There`s a lot of pressure on teachers and principals to make sure the kids are academically competent, and we prioritize that here,” Wippel said.

Has the high stakes testing grinch destroyed yet another childhood pleasure or are the days of school Halloween celebrations rightfully numbered? What’s your school doing for Halloween, and what do you think?

A New Play About Autism and the Family

I haven’t seen this play, but the theater review caught my interest. “Falling,” a play about autism’s impact on a family, is currently at the Minetta Lane Theater, 18 Minetta Lane, Greenwich Village. Here’s the New York Times review.


It’s Up to Parents to Ensure a Safe Halloween

There’s a nip in the air and pumpkins are everywhere: in patches, on porches, in stores and in schools. It’s hard to ignore the signals that Halloween is fast approaching. 

Almost every store has aisles of costumes and candy.  Elementary schools plan Halloween parades and high schools organize Safe Halloween festivities for pre-school and elementary school children. But I can’t help think that Halloween is not what it used to be, when armies of little kids combed the streets collecting goody bags from moms who had lovingly assembled them.  

That was long before there were objections to Halloween on the grounds that as a religious holiday it shouldn’t be observed in public schools. It was long before we knew sweet treats were taboo — and even dangerous for those with certain food allergies. It was long before deranged people inserted razor blades into candy and sexual predators prowled the streets. And it was long before the latest craze – candy-flavored tobacco in brightly colored packages. Cigarillos, cigars and such smokeless tobacco products as chew, snuff and dissolvable tobacco – considered by many the first step to tobacco addiction — are now vying with Halloween candy for shelf space in convenience stores. 

As I recall, we got real about Halloween when schools began recommending that parents bring to school all of the candy their children collected to be x-rayed. When that happened, I thought for sure the holiday was doomed.  

But it’s made a great resurgence in recent years. People now adorn their homes with Halloween lights and blow-up pumpkins, witches and scarecrows. It’s a bigger business than ever before. 

And yet, Halloween has changed. 

First, there are parents who object to Halloween celebrations being held in public schools. With children coming from so many religious and ethnic backgrounds, parents are opposed to celebrating holidays that are not part of their tradition.  

On the other hand, it’s probably a good thing that much of the Halloween observance has moved off the streets and into the schools. It’s a lot safer. Every year it seems we get fewer and fewer youngsters trick or treating at our door. 

Parents have to decide for themselves if and how their children celebrate Halloween.
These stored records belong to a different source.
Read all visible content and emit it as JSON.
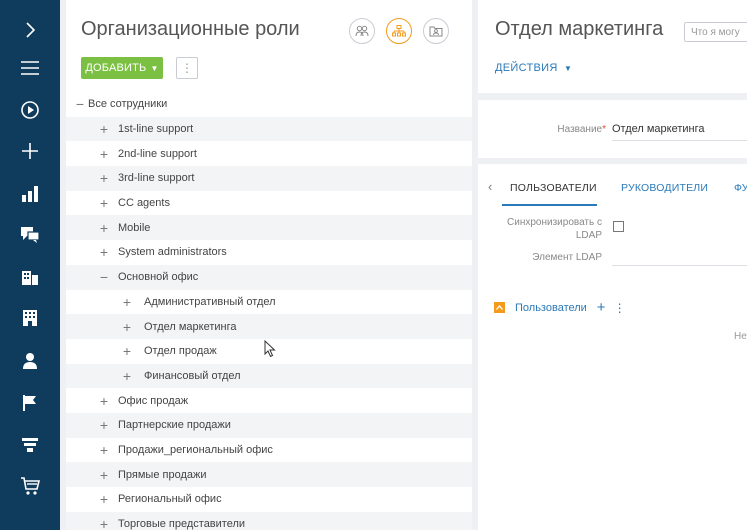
{
  "sidebar": {
    "items": [
      {
        "icon": "chevron-right-icon"
      },
      {
        "icon": "hamburger-menu-icon"
      },
      {
        "icon": "play-circle-icon"
      },
      {
        "icon": "plus-icon"
      },
      {
        "icon": "bar-chart-icon"
      },
      {
        "icon": "chat-bubbles-icon"
      },
      {
        "icon": "contacts-building-icon"
      },
      {
        "icon": "accounts-building-icon"
      },
      {
        "icon": "user-icon"
      },
      {
        "icon": "flag-icon"
      },
      {
        "icon": "funnel-icon"
      },
      {
        "icon": "shopping-cart-icon"
      }
    ]
  },
  "left": {
    "title": "Организационные роли",
    "add_label": "ДОБАВИТЬ",
    "more_label": "⋮",
    "tree": [
      {
        "label": "Все сотрудники",
        "toggle": "−",
        "level": 0,
        "shade": false
      },
      {
        "label": "1st-line support",
        "toggle": "+",
        "level": 1,
        "shade": true
      },
      {
        "label": "2nd-line support",
        "toggle": "+",
        "level": 1,
        "shade": false
      },
      {
        "label": "3rd-line support",
        "toggle": "+",
        "level": 1,
        "shade": true
      },
      {
        "label": "CC agents",
        "toggle": "+",
        "level": 1,
        "shade": false
      },
      {
        "label": "Mobile",
        "toggle": "+",
        "level": 1,
        "shade": true
      },
      {
        "label": "System administrators",
        "toggle": "+",
        "level": 1,
        "shade": false
      },
      {
        "label": "Основной офис",
        "toggle": "−",
        "level": 1,
        "shade": true
      },
      {
        "label": "Административный отдел",
        "toggle": "+",
        "level": 2,
        "shade": false
      },
      {
        "label": "Отдел маркетинга",
        "toggle": "+",
        "level": 2,
        "shade": true
      },
      {
        "label": "Отдел продаж",
        "toggle": "+",
        "level": 2,
        "shade": false
      },
      {
        "label": "Финансовый отдел",
        "toggle": "+",
        "level": 2,
        "shade": true
      },
      {
        "label": "Офис продаж",
        "toggle": "+",
        "level": 1,
        "shade": false
      },
      {
        "label": "Партнерские продажи",
        "toggle": "+",
        "level": 1,
        "shade": true
      },
      {
        "label": "Продажи_региональный офис",
        "toggle": "+",
        "level": 1,
        "shade": false
      },
      {
        "label": "Прямые продажи",
        "toggle": "+",
        "level": 1,
        "shade": true
      },
      {
        "label": "Региональный офис",
        "toggle": "+",
        "level": 1,
        "shade": false
      },
      {
        "label": "Торговые представители",
        "toggle": "+",
        "level": 1,
        "shade": true
      }
    ]
  },
  "right": {
    "title": "Отдел маркетинга",
    "search_placeholder": "Что я могу",
    "actions_label": "ДЕЙСТВИЯ",
    "name_label": "Название",
    "name_required_mark": "*",
    "name_value": "Отдел маркетинга",
    "tabs": [
      {
        "label": "ПОЛЬЗОВАТЕЛИ"
      },
      {
        "label": "РУКОВОДИТЕЛИ"
      },
      {
        "label": "ФУ"
      }
    ],
    "sync_label_line1": "Синхронизировать с",
    "sync_label_line2": "LDAP",
    "ldap_label": "Элемент LDAP",
    "users_title": "Пользователи",
    "users_add": "+",
    "users_more": "⋮",
    "no_data": "Нет д"
  },
  "colors": {
    "sidebar": "#0f3b5c",
    "accent_green": "#7cc043",
    "accent_orange": "#f39b1d",
    "link_blue": "#2a7ab9"
  }
}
What do you think? Here are some tips for a safe Halloween. 

  1. If your child has a food issue, make sure you discuss it with the teacher and school nurse ahead of time.
  2. If you have an objection to a Halloween celebration on religious grounds, make sure you let your principal and teacher know about it well in advance of the holiday.
  3. Even if you take your children to a Safe Halloween sponsored by your local high school, watch them carefully. It may seem like a very safe environment, but keep in mind that the school gym is full of strangers.
  4. It’s best to accompany your children if you allow them to trick or treat, including for UNICEF. And of course, discard any treats that are not pre-packaged or look like they have been tampered with. 
  5. Honestly, it’s just a bad idea nowadays for children to go door to door – especially in the dark – to strangers’ homes.
  6. If you do allow your teenagers to go out, they should go to people they know — and in a group. Make sure they have cell phones with them and that you know their route.  You should also stress the importance of obeying laws, respecting private property and not engaging in pranks or vandalism.
  7. Better yet, encourage your teens to volunteer at a Safe Halloween event at their school.